The trendiest get-rich-quick schemes offer unlimited profits exchanging money on world currency markets; newsletters describing a variety of easy-money opportunities; the perfect sales letter; and the secret to making $4,000 in one day.
The scam: If these systems worked, wouldn’t everyone be using them? The thought of easy money may be appealing, but success generally requires hard work.
7. Free goods
Some email messages offer valuable goods-for example, computers, other electronic items, and long-distance phone cards-for free. You’re asked to pay a fee to join a club, then told that to earn the offered goods, you have to bring in a certain number of participants. You’re paying for the right to earn income by recruiting other participants, but your payoff is in goods, not money.
The scam: Most of these messages are covering up pyramid schemes, operations that inevitably collapse. The payoff goes to the promoters and little or none to you.
8. Investment opportunities
Investment schemes promise outrageously high rates of return with no risk. Many are Ponzi schemes, in which early investors are paid off with money contributed by later investors. This makes the early investors believe that the system actually works, and encourages them to invest even more.

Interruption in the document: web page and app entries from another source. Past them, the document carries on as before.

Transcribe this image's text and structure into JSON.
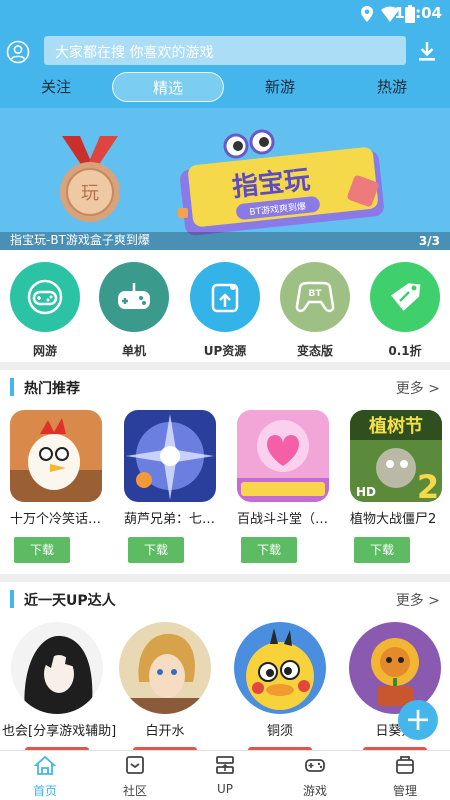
{
  "status_bar": {
    "time": "10:04"
  },
  "search": {
    "placeholder": "大家都在搜 你喜欢的游戏"
  },
  "tabs": [
    {
      "label": "关注"
    },
    {
      "label": "精选"
    },
    {
      "label": "新游"
    },
    {
      "label": "热游"
    }
  ],
  "banner": {
    "title": "指宝玩-BT游戏盒子爽到爆",
    "page": "3/3",
    "medal_text": "玩",
    "logo_text": "指宝玩",
    "logo_sub": "BT游戏爽到爆"
  },
  "categories": [
    {
      "label": "网游",
      "icon": "gamepad-icon",
      "color": "#2cc2a4"
    },
    {
      "label": "单机",
      "icon": "joystick-icon",
      "color": "#3a9a8c"
    },
    {
      "label": "UP资源",
      "icon": "share-icon",
      "color": "#34b3e8"
    },
    {
      "label": "变态版",
      "icon": "bt-gamepad-icon",
      "color": "#9fc084"
    },
    {
      "label": "0.1折",
      "icon": "discount-tag-icon",
      "color": "#3fcf6c"
    }
  ],
  "hot": {
    "title": "热门推荐",
    "more": "更多 >",
    "games": [
      {
        "name": "十万个冷笑话…",
        "button": "下载"
      },
      {
        "name": "葫芦兄弟：七…",
        "button": "下载"
      },
      {
        "name": "百战斗斗堂（…",
        "button": "下载"
      },
      {
        "name": "植物大战僵尸2",
        "button": "下载"
      }
    ]
  },
  "up": {
    "title": "近一天UP达人",
    "more": "更多 >",
    "users": [
      {
        "name": "也会[分享游戏辅助]"
      },
      {
        "name": "白开水"
      },
      {
        "name": "铜须"
      },
      {
        "name": "日葵姐"
      }
    ]
  },
  "game_icon_text": {
    "pvz": "植树节",
    "hd": "HD",
    "two": "2"
  },
  "fab": "+",
  "bottom_nav": [
    {
      "label": "首页"
    },
    {
      "label": "社区"
    },
    {
      "label": "UP"
    },
    {
      "label": "游戏"
    },
    {
      "label": "管理"
    }
  ]
}
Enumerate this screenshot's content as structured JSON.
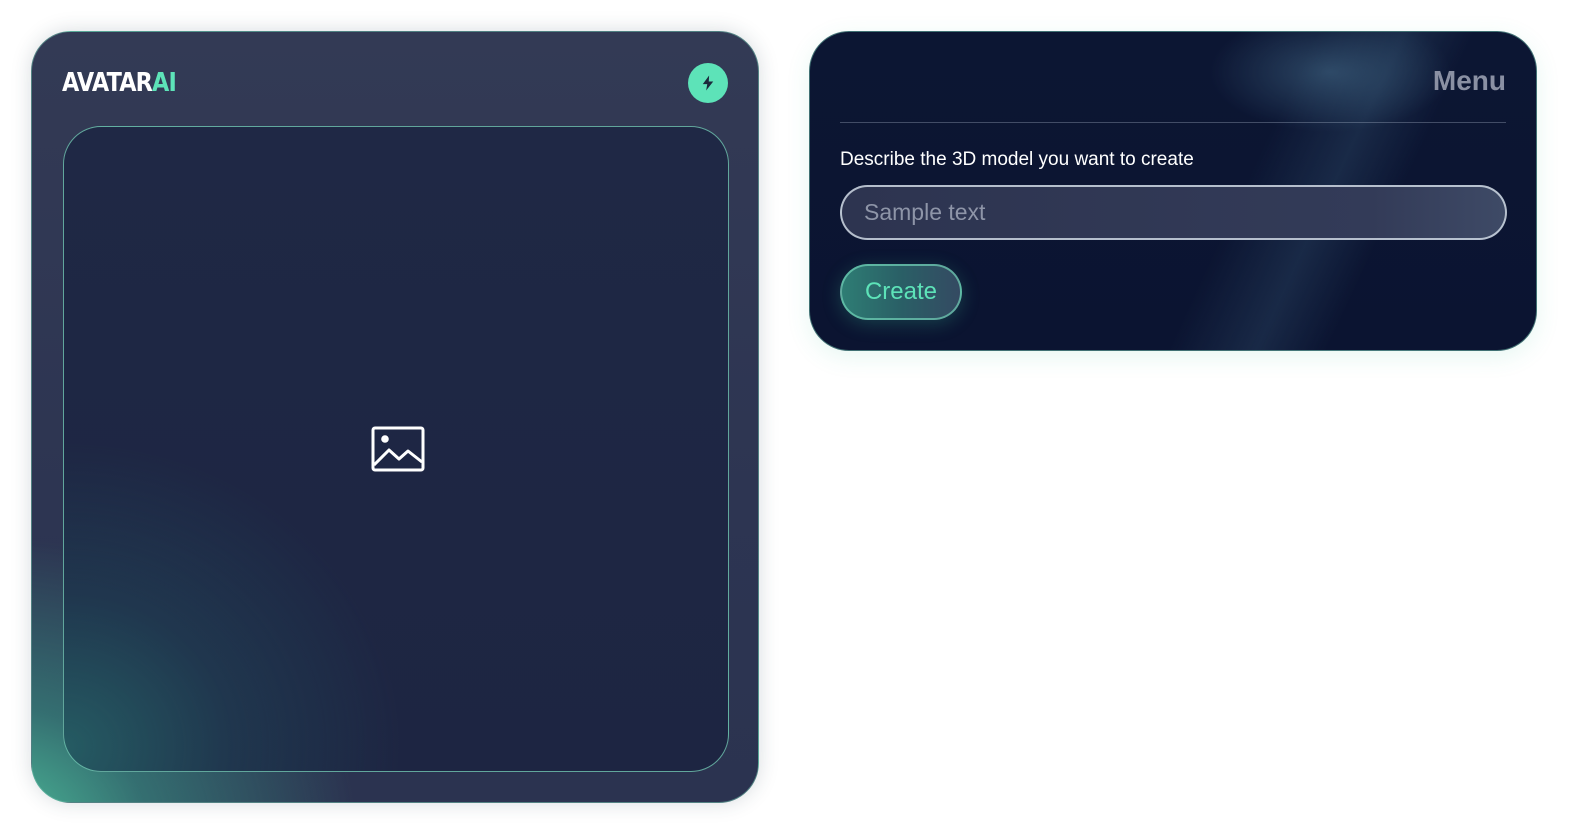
{
  "left_panel": {
    "logo": {
      "main": "AVATAR",
      "accent": "AI"
    },
    "badge_icon": "lightning-bolt-icon",
    "preview_icon": "image-placeholder-icon"
  },
  "right_panel": {
    "menu_label": "Menu",
    "prompt_label": "Describe the 3D model you want to create",
    "prompt_input": {
      "placeholder": "Sample text",
      "value": ""
    },
    "create_label": "Create"
  },
  "colors": {
    "accent": "#5de3b8",
    "card_dark": "#0c1633",
    "card_slate": "#2d3552"
  }
}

The scam: Ponzi schemes eventually collapse because there isn’t enough money coming in to continue simulating earnings. Other schemes are a good investment for the promoters, but no for participants.
9. Cable descrambler kits
For a small sum of money, you can buy a kit to assemble a cable descrambler that supposedly allows you to receive cable television transmissions without paying any subscription fee.
The scam: The device that you build probably won’t work. Most of the cable TV systems in the U.S. use technology that these devices can’t crack. What’s more, even if it worked, stealing service from a cable television company is illegal.
10. Guaranteed loans or credit, on easy terms
Some email messages offer home-equity loans that don’t require equity in your home. Usually, these are said to be offered by offshore banks. Sometimes they are combined with pyramid schemes, which offer you an opportunity to make money by attracting new participants to the scheme.
The scams: The home equity loans turn out to be useless lists of lenders who will turn you down. The promised credit cards never come through, and the pyramid schemes always collapse.
11. Credit repair
Credit repair scams offer to erase accurate negative information from your credit file so you can qualify for a credit card, auto loan, home mortgage, or a job.
The scam: The scam artists who promote these services can’t deliver. Only time, a deliberate effort, and a personal debt repayment plan will improve your credit. The companies that advertise credit repair services appeal to consumers with poor credit histories. Not only can’t they provide you with a clean credit record, but they also may be encouraging you to violate federal law. If you follow their advice by lying on a loan or credit application, misrepresenting your Social Security number, or getting an Employer Identification Number under false pretenses, you will be committing fraud.
12. Vacation prize promotions
Electronic certificates congratulating you on “winning” a fabulous vacation for a very attractive price are among the scams arriving in your email. Some say you have been “specially selected” for this opportunity.
The scam: Most unsolicited commercial email goes to thousands or millions of recipients at a time. Often, the cruise ship you’re booked on may look more like a tug boat. The hotel accommodations likely are shabby, and you may be required to pay more for an upgrade. Scheduling the vacation at the time you want it also may require an additional fee.
Don’t check your common sense at the door simply because you are surfing the web. If it seems to good to be true, it is. Don’t fall victim to these scams.